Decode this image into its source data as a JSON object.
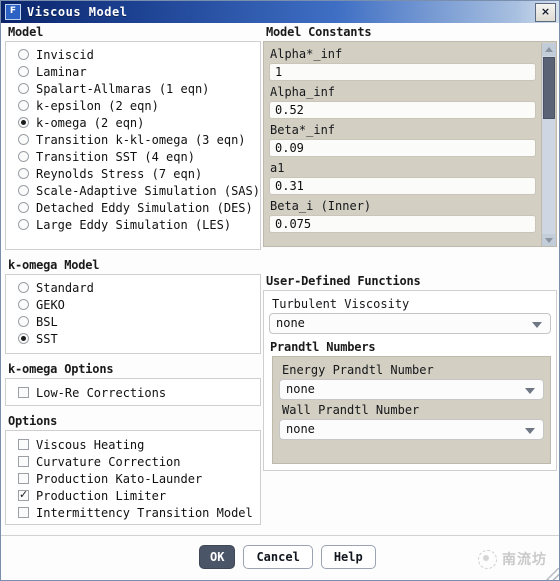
{
  "window": {
    "title": "Viscous Model",
    "app_icon": "F",
    "close_label": "×"
  },
  "model_group": {
    "title": "Model",
    "options": [
      {
        "label": "Inviscid",
        "selected": false
      },
      {
        "label": "Laminar",
        "selected": false
      },
      {
        "label": "Spalart-Allmaras (1 eqn)",
        "selected": false
      },
      {
        "label": "k-epsilon (2 eqn)",
        "selected": false
      },
      {
        "label": "k-omega (2 eqn)",
        "selected": true
      },
      {
        "label": "Transition k-kl-omega (3 eqn)",
        "selected": false
      },
      {
        "label": "Transition SST (4 eqn)",
        "selected": false
      },
      {
        "label": "Reynolds Stress (7 eqn)",
        "selected": false
      },
      {
        "label": "Scale-Adaptive Simulation (SAS)",
        "selected": false
      },
      {
        "label": "Detached Eddy Simulation (DES)",
        "selected": false
      },
      {
        "label": "Large Eddy Simulation (LES)",
        "selected": false
      }
    ]
  },
  "komega_model_group": {
    "title": "k-omega Model",
    "options": [
      {
        "label": "Standard",
        "selected": false
      },
      {
        "label": "GEKO",
        "selected": false
      },
      {
        "label": "BSL",
        "selected": false
      },
      {
        "label": "SST",
        "selected": true
      }
    ]
  },
  "komega_options_group": {
    "title": "k-omega Options",
    "options": [
      {
        "label": "Low-Re Corrections",
        "checked": false
      }
    ]
  },
  "options_group": {
    "title": "Options",
    "options": [
      {
        "label": "Viscous Heating",
        "checked": false
      },
      {
        "label": "Curvature Correction",
        "checked": false
      },
      {
        "label": "Production Kato-Launder",
        "checked": false
      },
      {
        "label": "Production Limiter",
        "checked": true
      },
      {
        "label": "Intermittency Transition Model",
        "checked": false
      }
    ]
  },
  "model_constants": {
    "title": "Model Constants",
    "fields": [
      {
        "label": "Alpha*_inf",
        "value": "1"
      },
      {
        "label": "Alpha_inf",
        "value": "0.52"
      },
      {
        "label": "Beta*_inf",
        "value": "0.09"
      },
      {
        "label": "a1",
        "value": "0.31"
      },
      {
        "label": "Beta_i (Inner)",
        "value": "0.075"
      }
    ]
  },
  "udf": {
    "title": "User-Defined Functions",
    "turbulent_viscosity_label": "Turbulent Viscosity",
    "turbulent_viscosity_value": "none",
    "prandtl": {
      "title": "Prandtl Numbers",
      "energy_label": "Energy Prandtl Number",
      "energy_value": "none",
      "wall_label": "Wall Prandtl Number",
      "wall_value": "none"
    }
  },
  "footer": {
    "ok_label": "OK",
    "cancel_label": "Cancel",
    "help_label": "Help",
    "watermark_text": "南流坊"
  }
}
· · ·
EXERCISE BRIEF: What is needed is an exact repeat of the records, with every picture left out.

SOLUTION TO THIS EXERCISE:
Decode this image into its source data as a JSON object.
{
  "window": {
    "title": "Viscous Model",
    "app_icon": "F",
    "close_label": "×"
  },
  "model_group": {
    "title": "Model",
    "options": [
      {
        "label": "Inviscid",
        "selected": false
      },
      {
        "label": "Laminar",
        "selected": false
      },
      {
        "label": "Spalart-Allmaras (1 eqn)",
        "selected": false
      },
      {
        "label": "k-epsilon (2 eqn)",
        "selected": false
      },
      {
        "label": "k-omega (2 eqn)",
        "selected": true
      },
      {
        "label": "Transition k-kl-omega (3 eqn)",
        "selected": false
      },
      {
        "label": "Transition SST (4 eqn)",
        "selected": false
      },
      {
        "label": "Reynolds Stress (7 eqn)",
        "selected": false
      },
      {
        "label": "Scale-Adaptive Simulation (SAS)",
        "selected": false
      },
      {
        "label": "Detached Eddy Simulation (DES)",
        "selected": false
      },
      {
        "label": "Large Eddy Simulation (LES)",
        "selected": false
      }
    ]
  },
  "komega_model_group": {
    "title": "k-omega Model",
    "options": [
      {
        "label": "Standard",
        "selected": false
      },
      {
        "label": "GEKO",
        "selected": false
      },
      {
        "label": "BSL",
        "selected": false
      },
      {
        "label": "SST",
        "selected": true
      }
    ]
  },
  "komega_options_group": {
    "title": "k-omega Options",
    "options": [
      {
        "label": "Low-Re Corrections",
        "checked": false
      }
    ]
  },
  "options_group": {
    "title": "Options",
    "options": [
      {
        "label": "Viscous Heating",
        "checked": false
      },
      {
        "label": "Curvature Correction",
        "checked": false
      },
      {
        "label": "Production Kato-Launder",
        "checked": false
      },
      {
        "label": "Production Limiter",
        "checked": true
      },
      {
        "label": "Intermittency Transition Model",
        "checked": false
      }
    ]
  },
  "model_constants": {
    "title": "Model Constants",
    "fields": [
      {
        "label": "Alpha*_inf",
        "value": "1"
      },
      {
        "label": "Alpha_inf",
        "value": "0.52"
      },
      {
        "label": "Beta*_inf",
        "value": "0.09"
      },
      {
        "label": "a1",
        "value": "0.31"
      },
      {
        "label": "Beta_i (Inner)",
        "value": "0.075"
      }
    ]
  },
  "udf": {
    "title": "User-Defined Functions",
    "turbulent_viscosity_label": "Turbulent Viscosity",
    "turbulent_viscosity_value": "none",
    "prandtl": {
      "title": "Prandtl Numbers",
      "energy_label": "Energy Prandtl Number",
      "energy_value": "none",
      "wall_label": "Wall Prandtl Number",
      "wall_value": "none"
    }
  },
  "footer": {
    "ok_label": "OK",
    "cancel_label": "Cancel",
    "help_label": "Help",
    "watermark_text": "南流坊"
  }
}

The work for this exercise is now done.